PROBLEM TO WORK ON
Copies of all lines containing the string "count" are needed from the data below.

Excerpts from a dataset
● ● ● ● ●

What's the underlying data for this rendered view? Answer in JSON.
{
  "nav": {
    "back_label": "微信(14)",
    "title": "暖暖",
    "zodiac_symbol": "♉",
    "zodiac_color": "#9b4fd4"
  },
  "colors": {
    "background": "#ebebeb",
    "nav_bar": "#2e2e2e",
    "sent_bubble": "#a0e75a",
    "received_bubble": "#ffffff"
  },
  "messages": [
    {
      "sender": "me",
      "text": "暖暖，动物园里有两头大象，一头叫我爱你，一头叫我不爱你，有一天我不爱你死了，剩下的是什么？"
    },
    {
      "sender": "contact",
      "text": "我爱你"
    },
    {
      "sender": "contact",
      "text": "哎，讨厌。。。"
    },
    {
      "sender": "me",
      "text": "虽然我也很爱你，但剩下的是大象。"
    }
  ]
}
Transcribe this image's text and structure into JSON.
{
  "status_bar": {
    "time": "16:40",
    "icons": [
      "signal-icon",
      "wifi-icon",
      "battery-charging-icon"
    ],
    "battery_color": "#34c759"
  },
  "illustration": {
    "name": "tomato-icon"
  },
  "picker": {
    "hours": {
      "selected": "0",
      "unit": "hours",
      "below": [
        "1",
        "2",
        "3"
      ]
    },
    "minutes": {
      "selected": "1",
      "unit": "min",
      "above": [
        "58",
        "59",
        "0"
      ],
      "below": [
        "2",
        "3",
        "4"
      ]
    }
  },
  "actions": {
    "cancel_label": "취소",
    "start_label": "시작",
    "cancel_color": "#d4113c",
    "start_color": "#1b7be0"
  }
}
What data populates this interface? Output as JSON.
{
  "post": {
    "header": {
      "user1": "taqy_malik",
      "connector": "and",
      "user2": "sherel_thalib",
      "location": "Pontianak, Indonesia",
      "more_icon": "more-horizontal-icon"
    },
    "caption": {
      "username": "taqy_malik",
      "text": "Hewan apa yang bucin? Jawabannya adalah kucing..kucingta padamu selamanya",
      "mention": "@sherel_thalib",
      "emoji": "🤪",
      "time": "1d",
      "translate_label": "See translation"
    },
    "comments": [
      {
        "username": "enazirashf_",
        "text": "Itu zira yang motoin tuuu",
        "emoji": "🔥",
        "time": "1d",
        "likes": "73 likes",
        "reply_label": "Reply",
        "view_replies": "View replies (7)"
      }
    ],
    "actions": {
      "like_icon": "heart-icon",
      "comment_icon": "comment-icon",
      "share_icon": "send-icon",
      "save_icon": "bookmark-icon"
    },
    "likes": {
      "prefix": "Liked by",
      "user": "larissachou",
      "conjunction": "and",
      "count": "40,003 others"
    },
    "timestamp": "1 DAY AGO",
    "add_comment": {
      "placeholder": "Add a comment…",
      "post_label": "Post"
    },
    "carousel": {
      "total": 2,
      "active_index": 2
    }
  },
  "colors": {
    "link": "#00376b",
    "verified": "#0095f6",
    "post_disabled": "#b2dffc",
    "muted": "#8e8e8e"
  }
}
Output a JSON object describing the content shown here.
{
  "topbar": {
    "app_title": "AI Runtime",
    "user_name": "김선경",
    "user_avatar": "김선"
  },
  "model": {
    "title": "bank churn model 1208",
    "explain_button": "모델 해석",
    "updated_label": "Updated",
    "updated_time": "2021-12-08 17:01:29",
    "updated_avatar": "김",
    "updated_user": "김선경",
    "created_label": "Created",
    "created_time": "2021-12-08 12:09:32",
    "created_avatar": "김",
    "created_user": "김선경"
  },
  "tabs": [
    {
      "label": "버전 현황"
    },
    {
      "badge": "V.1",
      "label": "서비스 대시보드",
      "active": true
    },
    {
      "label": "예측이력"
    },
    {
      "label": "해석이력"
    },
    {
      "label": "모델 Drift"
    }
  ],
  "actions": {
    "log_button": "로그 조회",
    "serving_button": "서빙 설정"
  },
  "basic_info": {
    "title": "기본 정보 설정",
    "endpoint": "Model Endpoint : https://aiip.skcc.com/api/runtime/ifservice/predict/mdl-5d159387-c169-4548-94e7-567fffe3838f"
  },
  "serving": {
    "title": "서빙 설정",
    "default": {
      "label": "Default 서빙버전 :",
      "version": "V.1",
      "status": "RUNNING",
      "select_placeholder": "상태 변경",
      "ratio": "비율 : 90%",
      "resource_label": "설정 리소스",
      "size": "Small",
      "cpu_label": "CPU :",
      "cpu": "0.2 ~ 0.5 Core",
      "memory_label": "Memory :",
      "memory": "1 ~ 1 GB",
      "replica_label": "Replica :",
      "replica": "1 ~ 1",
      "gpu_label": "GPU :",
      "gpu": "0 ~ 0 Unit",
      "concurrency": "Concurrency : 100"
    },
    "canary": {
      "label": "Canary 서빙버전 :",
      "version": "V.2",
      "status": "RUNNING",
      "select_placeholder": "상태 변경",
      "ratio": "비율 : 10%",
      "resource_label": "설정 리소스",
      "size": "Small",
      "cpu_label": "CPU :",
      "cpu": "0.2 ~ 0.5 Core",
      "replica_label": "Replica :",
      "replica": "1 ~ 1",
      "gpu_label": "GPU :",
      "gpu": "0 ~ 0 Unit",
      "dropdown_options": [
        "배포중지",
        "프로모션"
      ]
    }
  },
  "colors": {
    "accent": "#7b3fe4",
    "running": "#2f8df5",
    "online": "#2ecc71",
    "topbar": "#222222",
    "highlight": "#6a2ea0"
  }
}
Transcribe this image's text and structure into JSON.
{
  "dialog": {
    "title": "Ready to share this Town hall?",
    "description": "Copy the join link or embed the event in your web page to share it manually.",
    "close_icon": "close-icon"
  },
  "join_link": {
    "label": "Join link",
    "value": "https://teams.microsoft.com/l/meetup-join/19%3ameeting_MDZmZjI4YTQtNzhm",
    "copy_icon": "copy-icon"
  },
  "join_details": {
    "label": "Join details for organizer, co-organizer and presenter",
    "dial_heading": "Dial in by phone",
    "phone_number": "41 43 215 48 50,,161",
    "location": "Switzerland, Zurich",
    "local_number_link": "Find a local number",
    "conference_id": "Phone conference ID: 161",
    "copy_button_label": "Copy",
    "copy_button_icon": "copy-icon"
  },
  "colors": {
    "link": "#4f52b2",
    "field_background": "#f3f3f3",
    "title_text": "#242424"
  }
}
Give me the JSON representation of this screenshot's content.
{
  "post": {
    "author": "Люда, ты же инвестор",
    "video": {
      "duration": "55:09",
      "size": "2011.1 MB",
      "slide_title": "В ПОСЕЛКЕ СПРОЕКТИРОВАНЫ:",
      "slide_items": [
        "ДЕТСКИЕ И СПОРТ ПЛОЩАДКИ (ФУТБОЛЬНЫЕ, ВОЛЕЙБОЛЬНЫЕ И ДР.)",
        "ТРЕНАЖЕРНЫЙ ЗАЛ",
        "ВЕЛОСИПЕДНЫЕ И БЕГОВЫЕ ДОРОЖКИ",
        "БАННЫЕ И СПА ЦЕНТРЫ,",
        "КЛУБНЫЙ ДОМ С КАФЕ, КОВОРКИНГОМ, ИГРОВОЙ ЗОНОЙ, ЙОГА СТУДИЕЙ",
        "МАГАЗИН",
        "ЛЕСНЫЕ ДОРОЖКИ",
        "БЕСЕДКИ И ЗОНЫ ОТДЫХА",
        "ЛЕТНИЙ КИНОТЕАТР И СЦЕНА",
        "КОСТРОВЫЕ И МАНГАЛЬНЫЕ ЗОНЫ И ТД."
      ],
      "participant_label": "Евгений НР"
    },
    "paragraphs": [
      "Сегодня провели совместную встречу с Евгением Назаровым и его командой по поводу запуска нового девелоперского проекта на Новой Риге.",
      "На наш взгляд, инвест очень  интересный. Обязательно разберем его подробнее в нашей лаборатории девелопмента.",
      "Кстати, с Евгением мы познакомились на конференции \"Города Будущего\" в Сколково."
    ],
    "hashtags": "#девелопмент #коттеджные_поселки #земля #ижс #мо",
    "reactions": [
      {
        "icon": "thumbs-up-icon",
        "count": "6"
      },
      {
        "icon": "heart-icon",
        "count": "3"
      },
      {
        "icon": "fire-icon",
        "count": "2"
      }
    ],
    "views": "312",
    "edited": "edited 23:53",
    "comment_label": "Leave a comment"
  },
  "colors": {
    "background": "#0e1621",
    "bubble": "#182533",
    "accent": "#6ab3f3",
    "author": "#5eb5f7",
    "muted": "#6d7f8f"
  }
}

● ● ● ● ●

EXERCISE OUTPUT
      "count": "40,003 others"
        "count": "6"
        "count": "3"
        "count": "2"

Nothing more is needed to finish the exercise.